great exercise to get students to say their mission publically before the school.
At the end, he said something powerful. The first thing one needs to do to when leading a purposeful life is to say what it is that you want to do. Articulate it aloud. And that is scary. Making it public so you can hear yourself say it, but also so someone else can hear you say it. So it becomes real instead of this thing that bounces around in your head but never gets out. And so at the end, he told everyone to be quiet, and he was going to say something he wanted to do, and then afterwards there should be silence… and when anyone else wanted to say something they wanted to do — something they would declare out loud — they should stand up and say it, and then remain standing. This was an open invitation to the students in these honors societies, but also to the parents and teachers there as well.
The speaker said: “I want to change the world.”
A little more silence where everyone looked around and felt uncomfortable.
Then a student — one courageous student — got up and said something. And remained standing.
And then another. And another.
The head of the upper school said something. Then more students. Then a parent. Then me. Then another math teacher. Then more students.
At the end, every student made a declaration, and a few adults too. It is scary. But it also showed me how much courage our kids have. Their declarations ranged from showing others that girls can do math and science to spreading love to making people laugh to promoting peace to inventing something to becoming a biochemist to making a mark on the world. Big things and small things, lofty things and concrete things, but all things that share with the room a sense of self and a sense of purpose.
I loved watching this.

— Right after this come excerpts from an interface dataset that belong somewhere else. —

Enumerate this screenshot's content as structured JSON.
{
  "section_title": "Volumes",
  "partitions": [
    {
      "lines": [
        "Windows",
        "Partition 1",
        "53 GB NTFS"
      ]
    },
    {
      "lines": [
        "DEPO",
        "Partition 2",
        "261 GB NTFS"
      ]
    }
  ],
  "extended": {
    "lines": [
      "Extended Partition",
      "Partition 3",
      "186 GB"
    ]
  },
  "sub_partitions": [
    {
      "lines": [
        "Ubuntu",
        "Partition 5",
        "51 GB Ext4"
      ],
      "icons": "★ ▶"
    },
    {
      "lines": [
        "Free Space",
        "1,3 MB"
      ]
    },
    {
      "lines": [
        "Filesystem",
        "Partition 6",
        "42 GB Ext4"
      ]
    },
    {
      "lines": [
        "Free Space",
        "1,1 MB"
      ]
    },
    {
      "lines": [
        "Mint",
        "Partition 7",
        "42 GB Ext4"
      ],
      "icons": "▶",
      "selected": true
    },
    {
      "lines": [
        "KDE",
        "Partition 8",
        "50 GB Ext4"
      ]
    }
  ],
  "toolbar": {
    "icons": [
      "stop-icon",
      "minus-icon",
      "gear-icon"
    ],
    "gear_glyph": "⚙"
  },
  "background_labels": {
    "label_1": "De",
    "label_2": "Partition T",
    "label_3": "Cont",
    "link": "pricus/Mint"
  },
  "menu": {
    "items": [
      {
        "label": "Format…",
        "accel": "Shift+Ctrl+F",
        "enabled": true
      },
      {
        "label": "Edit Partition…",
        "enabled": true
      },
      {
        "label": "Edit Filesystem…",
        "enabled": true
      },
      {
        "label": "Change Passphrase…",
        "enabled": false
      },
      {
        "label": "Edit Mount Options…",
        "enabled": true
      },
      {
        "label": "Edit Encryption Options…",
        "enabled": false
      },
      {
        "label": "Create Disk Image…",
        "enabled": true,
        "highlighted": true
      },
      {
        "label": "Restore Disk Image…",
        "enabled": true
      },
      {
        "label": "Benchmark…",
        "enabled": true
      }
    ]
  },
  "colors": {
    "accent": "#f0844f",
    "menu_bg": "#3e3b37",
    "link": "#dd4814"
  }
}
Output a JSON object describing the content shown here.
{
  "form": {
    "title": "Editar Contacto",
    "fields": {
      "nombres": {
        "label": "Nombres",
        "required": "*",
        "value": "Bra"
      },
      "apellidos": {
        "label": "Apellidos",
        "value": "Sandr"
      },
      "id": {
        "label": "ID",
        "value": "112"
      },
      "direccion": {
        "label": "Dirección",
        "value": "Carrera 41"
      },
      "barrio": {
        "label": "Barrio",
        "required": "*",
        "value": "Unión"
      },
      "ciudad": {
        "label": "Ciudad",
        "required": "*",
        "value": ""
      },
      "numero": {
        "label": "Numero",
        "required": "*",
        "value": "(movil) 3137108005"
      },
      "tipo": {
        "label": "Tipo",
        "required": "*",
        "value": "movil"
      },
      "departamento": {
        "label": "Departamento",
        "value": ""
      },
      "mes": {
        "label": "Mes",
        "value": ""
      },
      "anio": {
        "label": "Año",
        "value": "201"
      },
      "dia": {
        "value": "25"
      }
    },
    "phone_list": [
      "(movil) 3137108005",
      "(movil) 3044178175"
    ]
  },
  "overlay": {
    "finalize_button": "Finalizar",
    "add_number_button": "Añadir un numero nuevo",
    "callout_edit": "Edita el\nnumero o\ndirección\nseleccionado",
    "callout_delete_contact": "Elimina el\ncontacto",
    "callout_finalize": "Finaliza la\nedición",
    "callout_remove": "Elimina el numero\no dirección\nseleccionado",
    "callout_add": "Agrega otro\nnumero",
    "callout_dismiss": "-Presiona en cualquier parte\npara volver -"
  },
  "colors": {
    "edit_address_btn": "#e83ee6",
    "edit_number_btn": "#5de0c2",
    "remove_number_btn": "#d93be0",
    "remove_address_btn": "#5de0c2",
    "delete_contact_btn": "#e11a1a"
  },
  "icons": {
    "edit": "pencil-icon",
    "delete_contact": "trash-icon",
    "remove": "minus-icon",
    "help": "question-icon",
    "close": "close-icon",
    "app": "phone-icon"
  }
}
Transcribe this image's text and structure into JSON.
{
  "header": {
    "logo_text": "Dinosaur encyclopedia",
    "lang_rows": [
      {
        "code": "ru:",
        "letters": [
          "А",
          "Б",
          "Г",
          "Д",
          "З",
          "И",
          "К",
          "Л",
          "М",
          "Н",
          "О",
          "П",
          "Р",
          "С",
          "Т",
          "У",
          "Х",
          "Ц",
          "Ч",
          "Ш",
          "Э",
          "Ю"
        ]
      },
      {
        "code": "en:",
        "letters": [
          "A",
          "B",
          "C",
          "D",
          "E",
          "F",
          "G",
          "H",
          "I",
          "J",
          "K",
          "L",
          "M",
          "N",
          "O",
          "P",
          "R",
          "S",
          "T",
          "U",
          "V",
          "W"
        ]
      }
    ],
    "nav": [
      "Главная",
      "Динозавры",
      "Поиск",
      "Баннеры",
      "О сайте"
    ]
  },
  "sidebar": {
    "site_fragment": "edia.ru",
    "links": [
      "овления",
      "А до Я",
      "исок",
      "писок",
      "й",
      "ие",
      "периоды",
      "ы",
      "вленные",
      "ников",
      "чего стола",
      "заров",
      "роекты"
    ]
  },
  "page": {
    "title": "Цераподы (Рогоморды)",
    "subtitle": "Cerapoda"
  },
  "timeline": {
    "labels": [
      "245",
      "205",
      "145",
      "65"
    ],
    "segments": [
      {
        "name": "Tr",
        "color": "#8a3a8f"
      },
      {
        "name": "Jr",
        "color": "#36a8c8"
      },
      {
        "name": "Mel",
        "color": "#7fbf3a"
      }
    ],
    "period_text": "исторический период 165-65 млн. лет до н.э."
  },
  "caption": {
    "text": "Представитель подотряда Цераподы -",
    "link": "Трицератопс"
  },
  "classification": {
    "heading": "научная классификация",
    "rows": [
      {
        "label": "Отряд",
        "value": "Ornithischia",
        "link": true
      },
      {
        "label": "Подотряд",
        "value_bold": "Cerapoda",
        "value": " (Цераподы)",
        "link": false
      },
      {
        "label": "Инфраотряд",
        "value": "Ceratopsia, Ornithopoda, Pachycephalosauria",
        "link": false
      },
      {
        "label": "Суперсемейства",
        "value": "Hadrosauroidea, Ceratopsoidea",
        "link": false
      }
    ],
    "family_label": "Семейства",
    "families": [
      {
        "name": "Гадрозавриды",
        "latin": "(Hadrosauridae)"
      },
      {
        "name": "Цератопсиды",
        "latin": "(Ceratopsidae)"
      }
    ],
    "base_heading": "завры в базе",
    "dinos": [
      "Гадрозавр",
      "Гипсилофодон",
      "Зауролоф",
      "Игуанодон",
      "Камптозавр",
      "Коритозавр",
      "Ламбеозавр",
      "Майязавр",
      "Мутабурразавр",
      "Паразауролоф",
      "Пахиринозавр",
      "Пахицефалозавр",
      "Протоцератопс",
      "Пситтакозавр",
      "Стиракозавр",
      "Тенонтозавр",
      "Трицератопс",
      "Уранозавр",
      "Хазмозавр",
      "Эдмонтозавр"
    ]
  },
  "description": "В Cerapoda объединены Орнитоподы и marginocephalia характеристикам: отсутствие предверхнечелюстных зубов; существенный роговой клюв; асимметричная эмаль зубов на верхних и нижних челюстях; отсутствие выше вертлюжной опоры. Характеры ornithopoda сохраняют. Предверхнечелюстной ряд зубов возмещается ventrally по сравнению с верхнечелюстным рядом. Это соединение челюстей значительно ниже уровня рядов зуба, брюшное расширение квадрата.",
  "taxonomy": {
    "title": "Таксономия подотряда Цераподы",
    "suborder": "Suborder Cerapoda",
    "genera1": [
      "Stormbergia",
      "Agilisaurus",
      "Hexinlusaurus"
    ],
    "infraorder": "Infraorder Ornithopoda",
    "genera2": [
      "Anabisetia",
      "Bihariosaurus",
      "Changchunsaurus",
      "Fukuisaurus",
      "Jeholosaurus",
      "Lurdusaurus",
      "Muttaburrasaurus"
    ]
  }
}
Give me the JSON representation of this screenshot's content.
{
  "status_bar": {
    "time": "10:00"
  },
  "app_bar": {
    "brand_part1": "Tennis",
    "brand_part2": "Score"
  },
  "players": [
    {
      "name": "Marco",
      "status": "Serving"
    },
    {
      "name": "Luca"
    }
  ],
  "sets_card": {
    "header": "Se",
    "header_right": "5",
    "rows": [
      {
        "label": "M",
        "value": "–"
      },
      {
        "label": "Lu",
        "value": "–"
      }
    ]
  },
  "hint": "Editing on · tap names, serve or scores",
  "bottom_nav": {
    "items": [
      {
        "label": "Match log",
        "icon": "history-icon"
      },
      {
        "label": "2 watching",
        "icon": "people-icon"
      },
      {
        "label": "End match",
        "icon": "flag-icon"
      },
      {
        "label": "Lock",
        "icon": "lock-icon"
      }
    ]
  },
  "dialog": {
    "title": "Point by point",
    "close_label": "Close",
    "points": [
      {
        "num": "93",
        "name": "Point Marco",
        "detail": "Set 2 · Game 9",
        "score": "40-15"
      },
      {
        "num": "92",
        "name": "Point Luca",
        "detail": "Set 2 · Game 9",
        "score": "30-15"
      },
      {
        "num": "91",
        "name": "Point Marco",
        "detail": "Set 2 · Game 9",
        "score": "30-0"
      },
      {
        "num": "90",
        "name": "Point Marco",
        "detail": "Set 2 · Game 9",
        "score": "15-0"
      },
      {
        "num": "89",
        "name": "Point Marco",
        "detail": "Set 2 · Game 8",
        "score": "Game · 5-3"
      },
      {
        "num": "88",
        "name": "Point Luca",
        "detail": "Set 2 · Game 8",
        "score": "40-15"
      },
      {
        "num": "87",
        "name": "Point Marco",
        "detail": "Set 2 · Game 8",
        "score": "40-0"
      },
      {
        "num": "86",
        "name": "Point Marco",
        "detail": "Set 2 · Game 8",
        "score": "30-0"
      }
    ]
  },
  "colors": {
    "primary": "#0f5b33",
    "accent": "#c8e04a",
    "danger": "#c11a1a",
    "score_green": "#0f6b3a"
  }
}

I also loved and hated how hard it was for me to come up with my thing. My purpose in life. I said:
I want to make it so that kids see math as an artistic and creative endeavor.